London – While the crisis escalates between the Sudanese army and the Rapid Support Forces, Western capitals are following what is happening with a lot of anxiety, and this concern has strong motives, starting with the vital and strategic location of Sudan and the Western apprehension of the Russian expansion in it, as well as the fear of a new wave of migration that may reach this time to Europe.
So far, the statements of the influential European countries (Germany, France and Britain) have not expressed concern and called for calm and a return to negotiations, but by going back to what was published about the Sudanese case during the past months from Western research centers as well as in the largest Western newspapers, it appears that the possibility of the collapse of the situation in Sudan He was present in the mind of the European decision-maker.
How does Europe view the Sudanese crisis?
Europe and the West generally approach the Sudanese crisis through 3 main issues:
- The first is the strategic location of Sudan: here we find the British newspaper, the Financial Times, quoting more than one Western expert that the escalation of the conflict will have wide regional repercussions, in addition to concern over the movement in the Red Sea, which is one of the important arteries of global trade. The British newspaper "The Guardian" says that what is happening in Sudan – if it continues – will have repercussions on the relationship with neighboring countries, especially with Ethiopia, which has entered into border conflicts with Sudan more than once.
- As for the second issue, it is the file of immigrants: Sudan hosts about a million refugees from neighboring countries, and the United Nations says that there are about 7 million Sudanese who have been subjected to forced displacement due to armed conflicts.
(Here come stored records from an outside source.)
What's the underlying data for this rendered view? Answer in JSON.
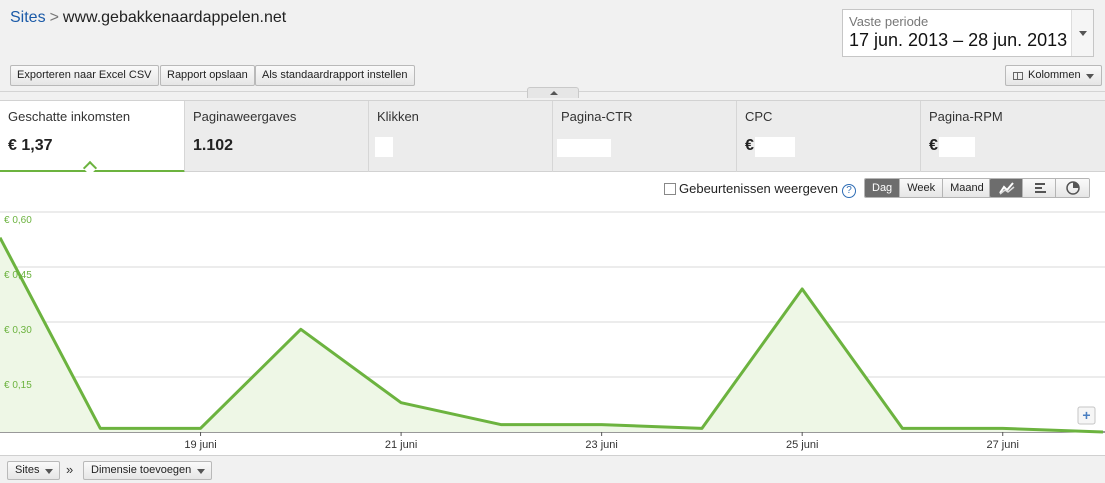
{
  "breadcrumb": {
    "root": "Sites",
    "separator": ">",
    "current": "www.gebakkenaardappelen.net"
  },
  "date_range": {
    "label": "Vaste periode",
    "value": "17 jun. 2013 – 28 jun. 2013"
  },
  "toolbar": {
    "export_label": "Exporteren naar Excel CSV",
    "save_label": "Rapport opslaan",
    "default_label": "Als standaardrapport instellen",
    "columns_label": "Kolommen"
  },
  "metrics": [
    {
      "label": "Geschatte inkomsten",
      "value": "€ 1,37",
      "active": true
    },
    {
      "label": "Paginaweergaves",
      "value": "1.102"
    },
    {
      "label": "Klikken",
      "value": ""
    },
    {
      "label": "Pagina-CTR",
      "value": ""
    },
    {
      "label": "CPC",
      "value": "€"
    },
    {
      "label": "Pagina-RPM",
      "value": "€"
    }
  ],
  "chart_controls": {
    "events_label": "Gebeurtenissen weergeven",
    "help": "?",
    "granularity": [
      "Dag",
      "Week",
      "Maand"
    ],
    "granularity_selected": "Dag",
    "view_icons": [
      "line-chart-icon",
      "bar-chart-icon",
      "pie-chart-icon"
    ],
    "view_selected": "line-chart-icon"
  },
  "chart_data": {
    "type": "area",
    "x": [
      "17 jun",
      "18 jun",
      "19 jun",
      "20 jun",
      "21 jun",
      "22 jun",
      "23 jun",
      "24 jun",
      "25 jun",
      "26 jun",
      "27 jun",
      "28 jun"
    ],
    "y": [
      0.53,
      0.01,
      0.01,
      0.28,
      0.08,
      0.02,
      0.02,
      0.01,
      0.39,
      0.01,
      0.01,
      0.0
    ],
    "x_tick_labels": [
      "19 juni",
      "21 juni",
      "23 juni",
      "25 juni",
      "27 juni"
    ],
    "y_tick_labels": [
      "€ 0,60",
      "€ 0,45",
      "€ 0,30",
      "€ 0,15"
    ],
    "ylim": [
      0,
      0.6
    ],
    "line_color": "#6cb33f",
    "fill_color": "#eef7e6",
    "grid": true
  },
  "bottom_bar": {
    "sites_label": "Sites",
    "separator": "»",
    "dimension_label": "Dimensie toevoegen"
  }
}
The commander of the Rapid Support Forces, Muhammad Hamdan Dagalo, “Hemedti,” had previously warned The Europeans, during an interview with the American newspaper "Politico" at the end of 2021, confirmed that his country may become a source for the influx of immigrants.
- As for the third issue, it is the fear of Russian influence: and this fear is what made the Russian moves in Sudan under scrutiny until the European Union announced last February the imposition of sanctions on the "Meroe Gold" company, which it said was a branch of the Wagner Group, It is a way to circumvent US sanctions and "exploit Sudan's wealth of gold," as well as the talks that brought together Sudan and Russia to establish a Russian military base in the Red Sea, a project that was met with great Western rejection.
What Western expectations of the course of events?
The "Financial Times" newspaper quotes the "Crisis Group" center as saying that the longer the armed conflict lasts, "the more likely it is that the influence will spread to neighboring countries, and the greater the risk of parties close to the Sudanese border entering this conflict."
For his part, Alex de Waal – one of the largest Western experts familiar with Sudan and author of the book "Sudan's Unfinished Democracy" – says that what is happening "may be a prelude to civil war."
De Waal added, in statements to the British media, that the two sides "have the ability to continue fighting because they are well armed, and each side greatly fears the other, in addition to the absence of any reliable Sudanese party that can play a mediating role."
Did Europe predict the fighting scenario previously?
The armed confrontation between the army and the Rapid Support Forces was the worst scenario developed by Western research centers and was always expected, and we find a research paper of the European Council on Foreign Relations "ECFR" (ECFR) – which is one of the largest specialized centers in foreign policy – warning of isolating Army decision and engage in armed conflict.
Theodore Murphy – who is the director of the African department at the center – says in this paper that the turning point in Sudan is the resignation of Abdallah Hamdok, "which posed great challenges to the European decision-maker."
The research paper – which was drafted more than a year and a half ago and was presented to European decision makers – warns that "the army's record of gaining strength recently shows its intention to seize full power, so international partners need to focus first on the army."
It appears from the paper that the Europeans' obsession with armed conflict over power has been present for a long time, and that is why all recommendations focused on linking international aid to Sudan to the army's retreat from its desire to monopolize power, and to grant civilians a greater margin of power.
How can western countries intervene?
According to the Guardian newspaper, the United States has the greatest Western influence in Sudan in the face of Russian influence, in addition to Saudi and Emirati influence, but what the West really fears most is giving Russia an opportunity to increase its influence there by giving it an outlet in the Red Sea.
It appears that the Western strategy in dealing with the events in Sudan will be through coordination with regional countries that have influence in this country, and not to interfere directly in negotiations and mediation.
Also, the Sudanese file – according to the current reactions – does not appear to be a priority for the West, which is preoccupied with the Ukrainian war, and all it is looking for is to cut off any Russian expansion in Sudan.